With Microsoft trumpeting the security features of Windows 7, expect a return of the debate over which is more secure - Mac or PC?
In its Get a Mac campaign, Apple has long had fun portraying Windows Vista (Microsoft's previous operating system) as a malware and virus-infested quagmire with unusable security controls. It claimed that Macs are more secure.
Asked for evidence, Mac fans often point to threat-advisory statistics. This year, for example, security experts Secunia issued 29 vulnerability advisories for Microsoft's Windows XP compared to only nine on Apple's OS X.
But are such comparisons fair? Objectively, the answer is no. Firstly, Windows has much more third-party software with which to contend and hackers have a Windows bias.
This bias is due to Apple's market share - 9.4 percent, according to the latest figures.
If you're a hacker, this means that the audience for your exploit is about 10 times less on OS X than Windows.
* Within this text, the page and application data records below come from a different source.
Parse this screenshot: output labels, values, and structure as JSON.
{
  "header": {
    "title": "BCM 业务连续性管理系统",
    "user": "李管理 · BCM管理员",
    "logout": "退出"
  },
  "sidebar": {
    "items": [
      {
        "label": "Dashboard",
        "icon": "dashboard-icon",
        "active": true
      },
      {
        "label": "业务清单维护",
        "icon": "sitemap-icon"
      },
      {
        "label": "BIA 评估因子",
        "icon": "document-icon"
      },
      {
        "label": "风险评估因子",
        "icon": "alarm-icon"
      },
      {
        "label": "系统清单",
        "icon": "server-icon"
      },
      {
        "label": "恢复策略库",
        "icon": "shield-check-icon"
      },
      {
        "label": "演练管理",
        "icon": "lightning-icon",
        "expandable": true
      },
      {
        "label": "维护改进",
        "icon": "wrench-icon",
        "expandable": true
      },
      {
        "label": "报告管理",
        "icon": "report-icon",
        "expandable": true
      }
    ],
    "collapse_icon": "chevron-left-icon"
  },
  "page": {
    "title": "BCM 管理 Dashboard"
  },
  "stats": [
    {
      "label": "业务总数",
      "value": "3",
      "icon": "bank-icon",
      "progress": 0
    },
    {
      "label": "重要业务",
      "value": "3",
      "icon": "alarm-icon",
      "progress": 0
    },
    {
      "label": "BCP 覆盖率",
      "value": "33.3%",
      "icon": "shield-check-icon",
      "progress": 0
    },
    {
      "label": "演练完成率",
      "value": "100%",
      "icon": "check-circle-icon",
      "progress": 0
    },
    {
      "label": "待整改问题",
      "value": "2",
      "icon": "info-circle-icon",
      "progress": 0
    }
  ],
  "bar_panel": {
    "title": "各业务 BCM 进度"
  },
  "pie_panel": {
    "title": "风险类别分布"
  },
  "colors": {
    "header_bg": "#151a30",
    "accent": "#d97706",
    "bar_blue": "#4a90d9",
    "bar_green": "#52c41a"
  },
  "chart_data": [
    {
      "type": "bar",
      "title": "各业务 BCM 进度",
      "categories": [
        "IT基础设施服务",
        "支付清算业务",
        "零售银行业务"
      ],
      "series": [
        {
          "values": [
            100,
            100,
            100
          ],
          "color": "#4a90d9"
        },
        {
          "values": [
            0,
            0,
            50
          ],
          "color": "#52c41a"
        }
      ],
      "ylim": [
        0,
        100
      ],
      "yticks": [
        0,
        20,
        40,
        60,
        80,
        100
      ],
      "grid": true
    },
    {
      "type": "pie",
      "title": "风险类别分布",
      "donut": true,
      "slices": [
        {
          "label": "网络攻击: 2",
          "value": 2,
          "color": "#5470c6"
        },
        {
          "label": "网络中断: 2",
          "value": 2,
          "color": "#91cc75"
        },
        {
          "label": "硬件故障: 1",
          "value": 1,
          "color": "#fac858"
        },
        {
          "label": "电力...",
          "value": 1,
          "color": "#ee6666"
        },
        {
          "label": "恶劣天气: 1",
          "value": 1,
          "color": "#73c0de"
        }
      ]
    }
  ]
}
Without the automated malware creation tools that exist for Windows, you'll also have to bring your own Apple developer skills.
Put simply, targeting Apple's platforms costs more and reaches fewer people. If you follow the basic economic rule of opportunity cost (the cost of foregoing alternatives) why would you do it?
What Secunia's statistics reveal is that, with most vulnerabilities closed quite quickly and with only one on each platform remaining unpatched, both companies take security seriously.
Perhaps stung by Vista's reception, Microsoft is certainly showing a renewed security focus in Windows 7.
The first of the new security features is the Windows Biometric Framework - native support for fingerprint scanners and other biometric devices to log on to local machines and corporate domains.
There is a new and improved version of BitLocker (Microsoft's tool for natively encrypting your hard disk) that encrypts USB keys, external hard drives and other portable storage devices.
Finally, there are changes to Vista's derided user account control that promise to make it far less annoying and more intelligent.
Microsoft has put Windows 7's security at the front of its promotional campaign (pictured) and there's no doubt that it will be more secure than Vista. But will it be more secure than OS X?
We could debate the security merits of both all day but until we're booting highly secure EAL6-certified installations of 'Secure OS X' and 'Windows 7 Ultimate Security' (unlikely any time soon), it's up to us to secure ourselves.
What can your average Mac or PC user do to improve their security? Firstly, I'd recommend file and disk encryption. Recent criminal cases have illustrated how impermeable PC-grade encryption has become. There are no excuses for sensitive personal or customer information being exposed on lost or stolen laptops.
Secondly, always back up your data (Windows 7 is much improved over Vista backup). Not only is equipment failure inevitable, but if your computer is ever severely compromised you might want your data on-hand so you can perform a clean install.
Thirdly, if you're a Mac user, don't consider yourself immune. While you are a smaller target, attacks and exploits are still out there. Symantec recently spotted the first Mac botnet in the wild (an army of zombie computers used to send spam or execute denial of service attacks) - proof positive that you should be running anti-virus software as Apple recommends.
Finally, research shows that the easiest way to attack our computers is through social engineering (tricks that fool us into compromising our own systems), rather than through software exploits. Be sure to think security whenever you're online and never give your details to a site unless you're certain of its identity. Anti-virus scanners and operating system features will go so far, but the best security is a security conscious user.
Steven Willoughby is a security specialist and one of Australia's foremost key management experts. He is the technical director of ICT Networks.
Are Apple's security credentials over-hyped, lulling users into a false sense of security that risks their data and privacy? Is Windows 7 the future secure operating system or will it always be attractive to hackers because it's from the maker of the most popular operating systems? Sound off in the comments below and on the forums.